WORKING DATA Block Start
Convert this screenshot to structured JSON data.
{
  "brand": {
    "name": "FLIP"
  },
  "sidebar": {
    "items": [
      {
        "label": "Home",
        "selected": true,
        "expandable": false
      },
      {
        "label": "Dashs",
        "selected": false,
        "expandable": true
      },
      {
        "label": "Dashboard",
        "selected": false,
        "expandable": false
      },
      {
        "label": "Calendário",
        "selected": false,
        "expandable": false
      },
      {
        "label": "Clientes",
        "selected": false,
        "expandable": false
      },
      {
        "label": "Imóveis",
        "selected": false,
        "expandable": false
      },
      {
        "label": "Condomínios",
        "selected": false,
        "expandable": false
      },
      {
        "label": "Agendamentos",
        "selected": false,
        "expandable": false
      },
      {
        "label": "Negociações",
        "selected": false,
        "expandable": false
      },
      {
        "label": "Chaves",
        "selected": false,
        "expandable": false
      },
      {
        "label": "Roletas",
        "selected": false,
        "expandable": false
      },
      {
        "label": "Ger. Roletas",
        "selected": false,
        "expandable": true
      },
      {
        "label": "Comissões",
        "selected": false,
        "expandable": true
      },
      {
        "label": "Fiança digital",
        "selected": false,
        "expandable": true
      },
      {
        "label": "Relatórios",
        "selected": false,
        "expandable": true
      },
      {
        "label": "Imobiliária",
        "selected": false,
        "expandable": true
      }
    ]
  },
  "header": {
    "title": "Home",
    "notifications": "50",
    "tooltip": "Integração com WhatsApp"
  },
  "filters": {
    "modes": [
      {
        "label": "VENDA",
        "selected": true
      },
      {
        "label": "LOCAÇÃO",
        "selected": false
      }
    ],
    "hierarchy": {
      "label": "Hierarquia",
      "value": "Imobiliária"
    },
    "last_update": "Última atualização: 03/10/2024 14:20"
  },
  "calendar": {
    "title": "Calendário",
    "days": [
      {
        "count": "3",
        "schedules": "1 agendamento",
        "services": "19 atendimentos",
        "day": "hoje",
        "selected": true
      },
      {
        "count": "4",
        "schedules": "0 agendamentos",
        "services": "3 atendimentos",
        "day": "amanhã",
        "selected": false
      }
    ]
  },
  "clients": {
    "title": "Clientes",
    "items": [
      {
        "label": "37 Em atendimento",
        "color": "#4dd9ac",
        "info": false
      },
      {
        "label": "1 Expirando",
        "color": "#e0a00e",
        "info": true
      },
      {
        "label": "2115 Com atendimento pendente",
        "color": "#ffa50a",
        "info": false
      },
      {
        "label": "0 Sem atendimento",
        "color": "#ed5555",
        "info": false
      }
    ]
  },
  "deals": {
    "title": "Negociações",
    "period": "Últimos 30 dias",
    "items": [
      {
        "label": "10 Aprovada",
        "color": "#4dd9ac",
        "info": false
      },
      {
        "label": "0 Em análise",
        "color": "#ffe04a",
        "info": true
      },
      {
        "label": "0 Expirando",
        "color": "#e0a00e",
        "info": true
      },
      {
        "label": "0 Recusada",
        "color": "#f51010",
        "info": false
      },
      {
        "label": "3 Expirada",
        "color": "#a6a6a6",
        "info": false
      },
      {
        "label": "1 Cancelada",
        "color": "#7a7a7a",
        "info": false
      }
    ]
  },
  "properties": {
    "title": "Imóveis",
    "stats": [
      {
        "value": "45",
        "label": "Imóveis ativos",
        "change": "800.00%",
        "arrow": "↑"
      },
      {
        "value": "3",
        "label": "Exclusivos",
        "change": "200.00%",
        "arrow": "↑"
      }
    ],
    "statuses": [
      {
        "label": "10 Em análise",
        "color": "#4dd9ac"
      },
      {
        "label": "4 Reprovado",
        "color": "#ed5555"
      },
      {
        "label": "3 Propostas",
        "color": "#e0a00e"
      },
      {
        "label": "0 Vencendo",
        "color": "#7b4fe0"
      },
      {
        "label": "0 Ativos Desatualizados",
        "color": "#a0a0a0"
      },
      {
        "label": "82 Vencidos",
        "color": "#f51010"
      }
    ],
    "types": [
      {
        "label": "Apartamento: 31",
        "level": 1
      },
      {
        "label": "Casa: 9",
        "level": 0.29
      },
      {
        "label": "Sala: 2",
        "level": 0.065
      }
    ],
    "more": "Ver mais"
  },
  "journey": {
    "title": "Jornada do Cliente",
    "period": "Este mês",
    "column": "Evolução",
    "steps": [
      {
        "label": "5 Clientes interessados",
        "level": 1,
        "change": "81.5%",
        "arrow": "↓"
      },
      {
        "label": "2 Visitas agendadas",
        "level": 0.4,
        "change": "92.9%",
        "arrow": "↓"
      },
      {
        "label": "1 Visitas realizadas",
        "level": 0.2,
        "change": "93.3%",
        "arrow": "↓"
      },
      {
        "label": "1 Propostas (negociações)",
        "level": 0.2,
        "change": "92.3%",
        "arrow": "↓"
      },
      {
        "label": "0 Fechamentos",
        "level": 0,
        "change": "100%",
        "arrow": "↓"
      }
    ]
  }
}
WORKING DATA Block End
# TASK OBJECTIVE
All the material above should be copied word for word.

# ANSWER TO THIS TASK
Convert this screenshot to structured JSON data.
{
  "brand": {
    "name": "FLIP"
  },
  "sidebar": {
    "items": [
      {
        "label": "Home",
        "selected": true,
        "expandable": false
      },
      {
        "label": "Dashs",
        "selected": false,
        "expandable": true
      },
      {
        "label": "Dashboard",
        "selected": false,
        "expandable": false
      },
      {
        "label": "Calendário",
        "selected": false,
        "expandable": false
      },
      {
        "label": "Clientes",
        "selected": false,
        "expandable": false
      },
      {
        "label": "Imóveis",
        "selected": false,
        "expandable": false
      },
      {
        "label": "Condomínios",
        "selected": false,
        "expandable": false
      },
      {
        "label": "Agendamentos",
        "selected": false,
        "expandable": false
      },
      {
        "label": "Negociações",
        "selected": false,
        "expandable": false
      },
      {
        "label": "Chaves",
        "selected": false,
        "expandable": false
      },
      {
        "label": "Roletas",
        "selected": false,
        "expandable": false
      },
      {
        "label": "Ger. Roletas",
        "selected": false,
        "expandable": true
      },
      {
        "label": "Comissões",
        "selected": false,
        "expandable": true
      },
      {
        "label": "Fiança digital",
        "selected": false,
        "expandable": true
      },
      {
        "label": "Relatórios",
        "selected": false,
        "expandable": true
      },
      {
        "label": "Imobiliária",
        "selected": false,
        "expandable": true
      }
    ]
  },
  "header": {
    "title": "Home",
    "notifications": "50",
    "tooltip": "Integração com WhatsApp"
  },
  "filters": {
    "modes": [
      {
        "label": "VENDA",
        "selected": true
      },
      {
        "label": "LOCAÇÃO",
        "selected": false
      }
    ],
    "hierarchy": {
      "label": "Hierarquia",
      "value": "Imobiliária"
    },
    "last_update": "Última atualização: 03/10/2024 14:20"
  },
  "calendar": {
    "title": "Calendário",
    "days": [
      {
        "count": "3",
        "schedules": "1 agendamento",
        "services": "19 atendimentos",
        "day": "hoje",
        "selected": true
      },
      {
        "count": "4",
        "schedules": "0 agendamentos",
        "services": "3 atendimentos",
        "day": "amanhã",
        "selected": false
      }
    ]
  },
  "clients": {
    "title": "Clientes",
    "items": [
      {
        "label": "37 Em atendimento",
        "color": "#4dd9ac",
        "info": false
      },
      {
        "label": "1 Expirando",
        "color": "#e0a00e",
        "info": true
      },
      {
        "label": "2115 Com atendimento pendente",
        "color": "#ffa50a",
        "info": false
      },
      {
        "label": "0 Sem atendimento",
        "color": "#ed5555",
        "info": false
      }
    ]
  },
  "deals": {
    "title": "Negociações",
    "period": "Últimos 30 dias",
    "items": [
      {
        "label": "10 Aprovada",
        "color": "#4dd9ac",
        "info": false
      },
      {
        "label": "0 Em análise",
        "color": "#ffe04a",
        "info": true
      },
      {
        "label": "0 Expirando",
        "color": "#e0a00e",
        "info": true
      },
      {
        "label": "0 Recusada",
        "color": "#f51010",
        "info": false
      },
      {
        "label": "3 Expirada",
        "color": "#a6a6a6",
        "info": false
      },
      {
        "label": "1 Cancelada",
        "color": "#7a7a7a",
        "info": false
      }
    ]
  },
  "properties": {
    "title": "Imóveis",
    "stats": [
      {
        "value": "45",
        "label": "Imóveis ativos",
        "change": "800.00%",
        "arrow": "↑"
      },
      {
        "value": "3",
        "label": "Exclusivos",
        "change": "200.00%",
        "arrow": "↑"
      }
    ],
    "statuses": [
      {
        "label": "10 Em análise",
        "color": "#4dd9ac"
      },
      {
        "label": "4 Reprovado",
        "color": "#ed5555"
      },
      {
        "label": "3 Propostas",
        "color": "#e0a00e"
      },
      {
        "label": "0 Vencendo",
        "color": "#7b4fe0"
      },
      {
        "label": "0 Ativos Desatualizados",
        "color": "#a0a0a0"
      },
      {
        "label": "82 Vencidos",
        "color": "#f51010"
      }
    ],
    "types": [
      {
        "label": "Apartamento: 31",
        "level": 1
      },
      {
        "label": "Casa: 9",
        "level": 0.29
      },
      {
        "label": "Sala: 2",
        "level": 0.065
      }
    ],
    "more": "Ver mais"
  },
  "journey": {
    "title": "Jornada do Cliente",
    "period": "Este mês",
    "column": "Evolução",
    "steps": [
      {
        "label": "5 Clientes interessados",
        "level": 1,
        "change": "81.5%",
        "arrow": "↓"
      },
      {
        "label": "2 Visitas agendadas",
        "level": 0.4,
        "change": "92.9%",
        "arrow": "↓"
      },
      {
        "label": "1 Visitas realizadas",
        "level": 0.2,
        "change": "93.3%",
        "arrow": "↓"
      },
      {
        "label": "1 Propostas (negociações)",
        "level": 0.2,
        "change": "92.3%",
        "arrow": "↓"
      },
      {
        "label": "0 Fechamentos",
        "level": 0,
        "change": "100%",
        "arrow": "↓"
      }
    ]
  }
}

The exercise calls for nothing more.